Aniyar's bday is tomorrow. My baby is turning 15...going on younger but that's just fine. He's requested Kentucky Fried Chicken for his birthday dinner....huh???...but Dad did a web search and will bring home a KFC couch gating game day meal for our boy. Marketing is a curse...but our boy will be thrilled. Special boy, special effort...

Thursday, January 10, 2013

Shhh...don't tell anyone

I have a confession. I'm having trouble letting go of my Christmas spirit. The stockings are still hung by the chimney...the wreaths and garlands still festoon the doors and mantel...and our Christmas tree is still up and shining brightly. At first, I said we were waiting for
Новогодний, New Year's Day being the big holiday our kids celebrated instead of Christmas in Kazakhstan. Then I said we were leaving the tree up until Russian Orthodox Christmas on January 7th...since 2 of our kids are of Russian heritage, that works, right? Now it's just too darn busy around here with everyone back to school and work...wonder if I can make a case for leaving the tree up until Nauryz Meyrami (Persian New Year)? It's a huge holiday in Kazakhstan...and it's on March 21 this year. That might give me enough time to get the job done, right?

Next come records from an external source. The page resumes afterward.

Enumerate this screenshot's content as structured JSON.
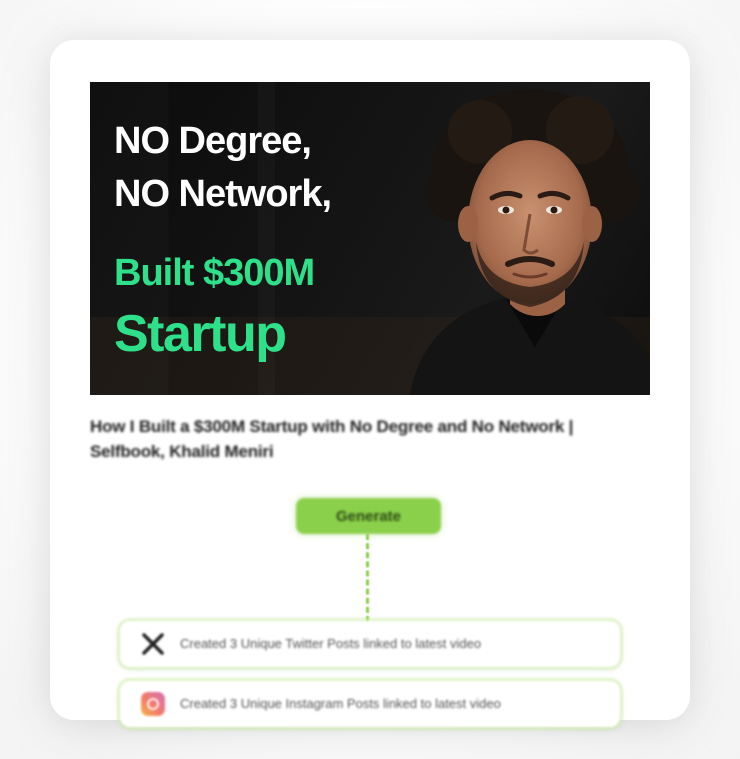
{
  "thumbnail": {
    "line1": "NO Degree,",
    "line2": "NO Network,",
    "line3": "Built $300M",
    "line4": "Startup",
    "accent_color": "#2ee08a"
  },
  "video": {
    "title": "How I Built a $300M Startup with No Degree and No Network | Selfbook, Khalid Meniri"
  },
  "actions": {
    "generate_label": "Generate",
    "button_color": "#8bd04a"
  },
  "results": [
    {
      "icon": "x-logo-icon",
      "text": "Created 3 Unique Twitter Posts linked to latest video"
    },
    {
      "icon": "instagram-icon",
      "text": "Created 3 Unique Instagram Posts linked to latest video"
    }
  ]
}
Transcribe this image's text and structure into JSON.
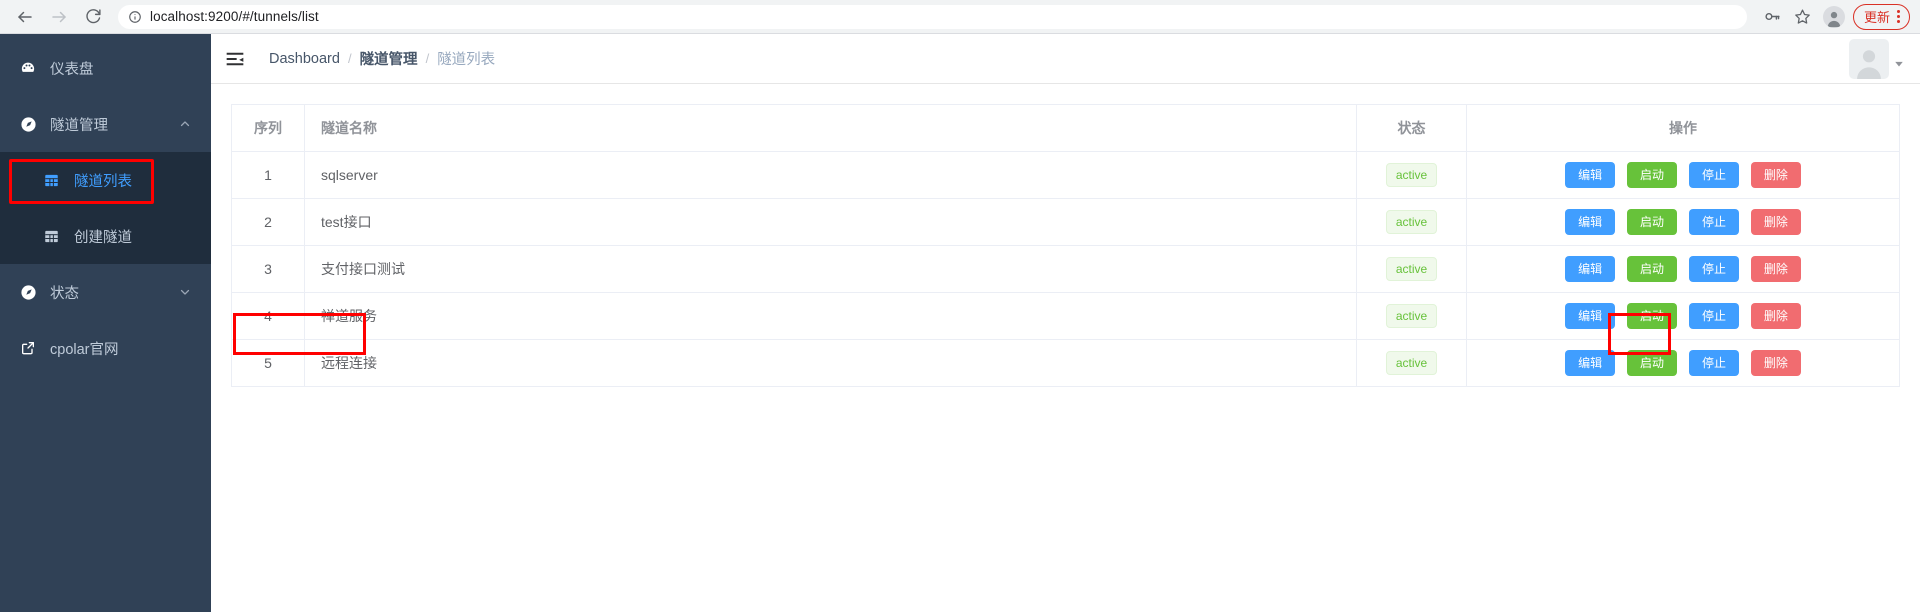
{
  "browser": {
    "back_label": "back",
    "forward_label": "forward",
    "reload_label": "reload",
    "url_scheme": "",
    "url": "localhost:9200/#/tunnels/list",
    "update_button_label": "更新",
    "icons": {
      "info": "info-icon",
      "password_key": "key-icon",
      "bookmark": "star-icon",
      "profile": "profile-avatar-icon",
      "menu": "three-dot-menu-icon"
    }
  },
  "sidebar": {
    "items": [
      {
        "label": "仪表盘",
        "icon": "dashboard-icon",
        "has_caret": false,
        "active": false
      },
      {
        "label": "隧道管理",
        "icon": "compass-icon",
        "has_caret": true,
        "caret": "▲",
        "active": false
      },
      {
        "label": "状态",
        "icon": "compass-icon",
        "has_caret": true,
        "caret": "▼",
        "active": false
      },
      {
        "label": "cpolar官网",
        "icon": "external-link-icon",
        "has_caret": false,
        "active": false
      }
    ],
    "submenu": [
      {
        "label": "隧道列表",
        "icon": "grid-icon",
        "active": true
      },
      {
        "label": "创建隧道",
        "icon": "grid-icon",
        "active": false
      }
    ]
  },
  "navbar": {
    "hamburger_icon": "collapse-menu-icon",
    "breadcrumb": [
      {
        "label": "Dashboard",
        "style": "normal"
      },
      {
        "label": "隧道管理",
        "style": "bold"
      },
      {
        "label": "隧道列表",
        "style": "muted"
      }
    ],
    "separator": "/",
    "avatar_icon": "user-avatar-icon",
    "caret": "▼"
  },
  "table": {
    "headers": {
      "index": "序列",
      "name": "隧道名称",
      "status": "状态",
      "operations": "操作"
    },
    "rows": [
      {
        "index": "1",
        "name": "sqlserver",
        "status": "active"
      },
      {
        "index": "2",
        "name": "test接口",
        "status": "active"
      },
      {
        "index": "3",
        "name": "支付接口测试",
        "status": "active"
      },
      {
        "index": "4",
        "name": "禅道服务",
        "status": "active"
      },
      {
        "index": "5",
        "name": "远程连接",
        "status": "active"
      }
    ],
    "buttons": {
      "edit": "编辑",
      "start": "启动",
      "stop": "停止",
      "delete": "删除"
    }
  },
  "colors": {
    "sidebar_bg": "#304156",
    "submenu_bg": "#1f2d3d",
    "accent_blue": "#409eff",
    "success_green": "#67c23a",
    "danger_red": "#f16c70",
    "highlight_red": "#ff0000"
  }
}
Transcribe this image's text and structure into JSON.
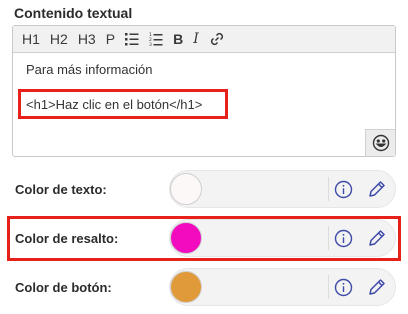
{
  "section": {
    "title": "Contenido textual"
  },
  "toolbar": {
    "h1": "H1",
    "h2": "H2",
    "h3": "H3",
    "p": "P",
    "bold": "B",
    "italic": "I",
    "icons": [
      "bullet-list-icon",
      "numbered-list-icon",
      "link-icon"
    ]
  },
  "editor": {
    "line1": "Para más información",
    "line2": "<h1>Haz clic en el botón</h1>",
    "emoji_icon": "smiley-icon"
  },
  "colors": {
    "text": {
      "label": "Color de texto:",
      "value": "#fdf8f8"
    },
    "highlight": {
      "label": "Color de resalto:",
      "value": "#f20bbf"
    },
    "button": {
      "label": "Color de botón:",
      "value": "#e19a3a"
    }
  },
  "accent": "#3e4aa8",
  "highlight_border": "#e8201a"
}
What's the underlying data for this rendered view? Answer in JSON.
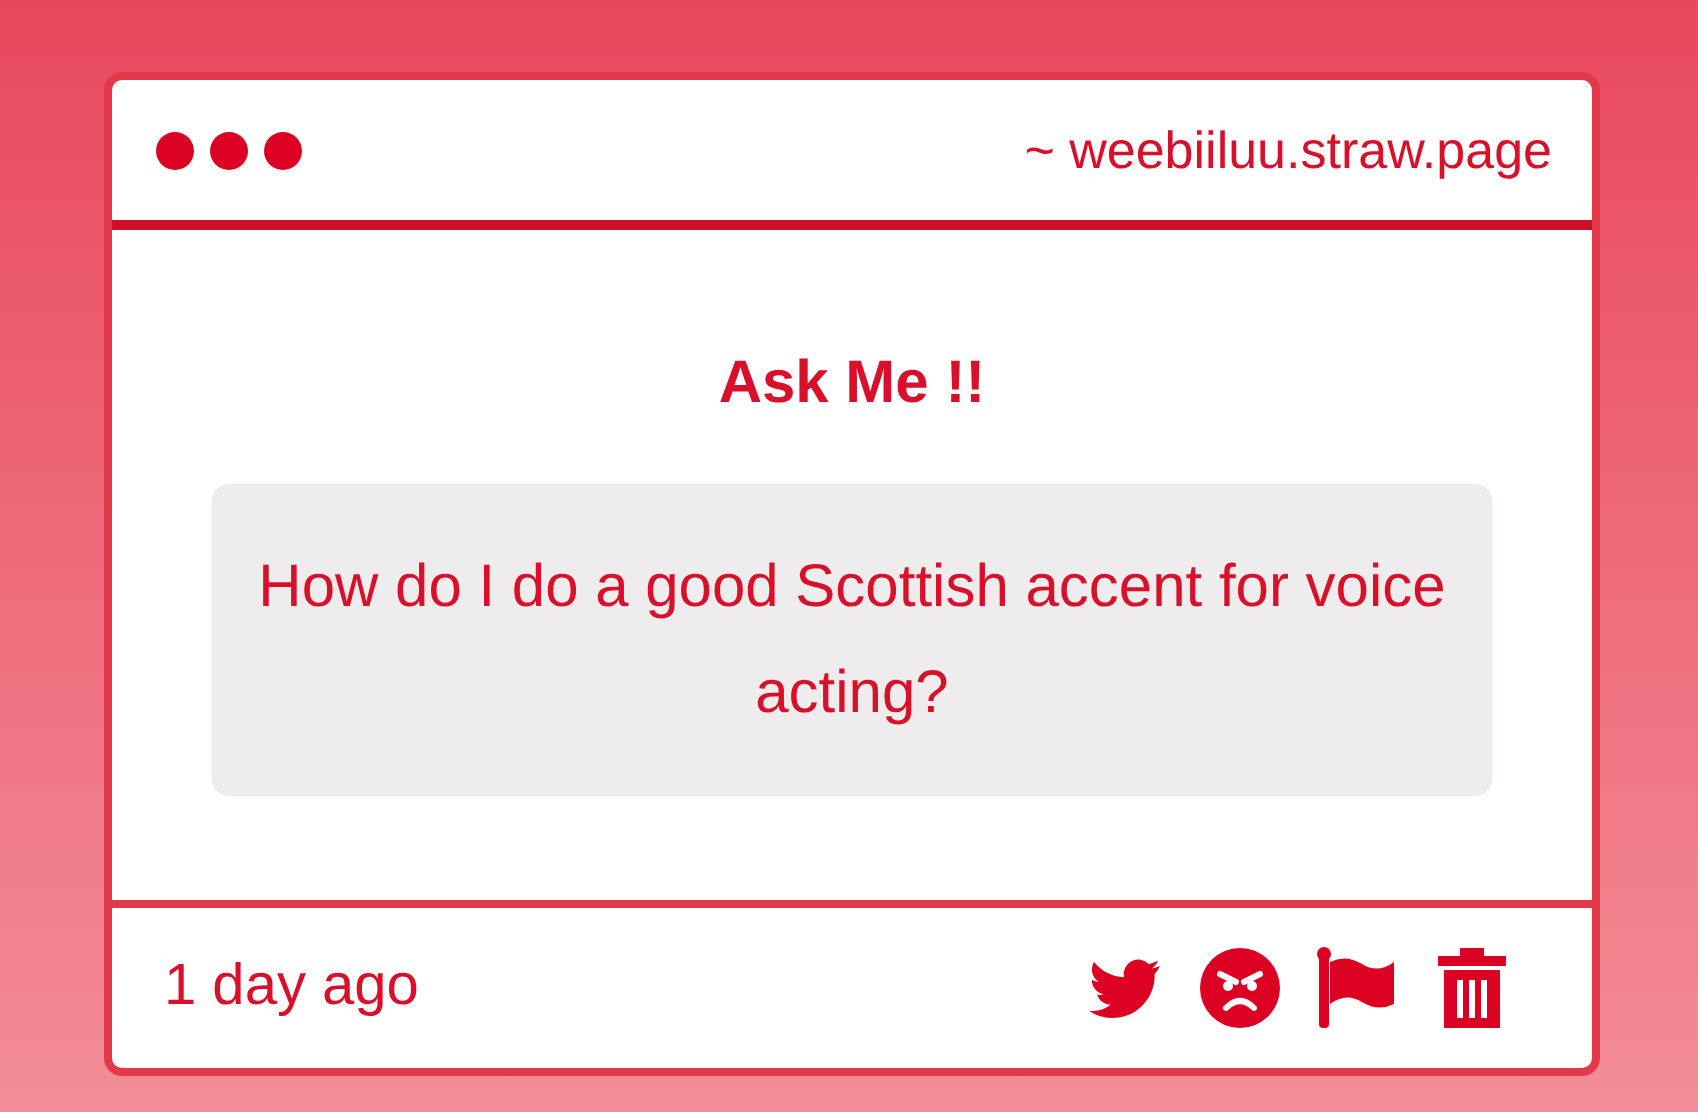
{
  "window": {
    "title": "~ weebiiluu.straw.page"
  },
  "heading": "Ask Me !!",
  "question": "How do I do a good Scottish accent for voice acting?",
  "footer": {
    "time": "1 day ago",
    "actions": [
      {
        "kind": "twitter"
      },
      {
        "kind": "angry"
      },
      {
        "kind": "flag"
      },
      {
        "kind": "trash"
      }
    ]
  }
}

Tuesday, January 8, 2013

We finished our holidays with snow and ice

The cherubs had a long break from school, are just returning to classes today...so we decided to use the last few days of their freedom for a final blast of fun before returning to the grind. We headed to our condo in New Hampshire for some of our favorite activities. There was swimming in the rec center, movies in town, and lots of hot chocolate and winter sports. Best of all, no major drama or problems with any of our kids. Our boy did well in spite of the lack of structure that often triggers his PTSD and bipolar disorder...he spent hours in the pool which is a great stress reducer for him. Our youngest enjoyed the pool and some sledding but he was most excited about the new WiFi access that has been installed in our condo building that lets him play his favorite on-line games without leaving the condo. (Woohoo! Access to the worldwide web without a walk to the rec center! To be honest, I haven't totally decided if this is an improvement or not...I've always liked the reduced screen exposure when we're on vacation...but my youngest was ecstatic.) Anyway, the weekend was a nice opportunity for everyone to do what they enjoyed most. As for me, I had fun trying out the camera in my new Samsung Galaxy SIII phone. Here are some pics I snapped to record our outdoor antics!

There was ice skating...
and ice kung fu...
followed by ice dancing.

The weather was perfect for skating...
and snow angels...
and a snowshoe hike for Mom and Dad.

My monkey made faces...

and wrote me a message in the snow.
We went night snow tubing at the local ski resort...
and warmed up at the fire pit afterwards.
One of the kids and I took a walk and stopped to write our names...
then we played snow scrabble! 

What a perfect end to our Christmas break! Sunny days in our favorite winter playground, fluffy snow that we didn't have to shovel, lots of time to simply enjoy it instead. We're back home now and settling into our regular routine once more...but the memories of the fun we had with our kids will keep me energized for a while to come.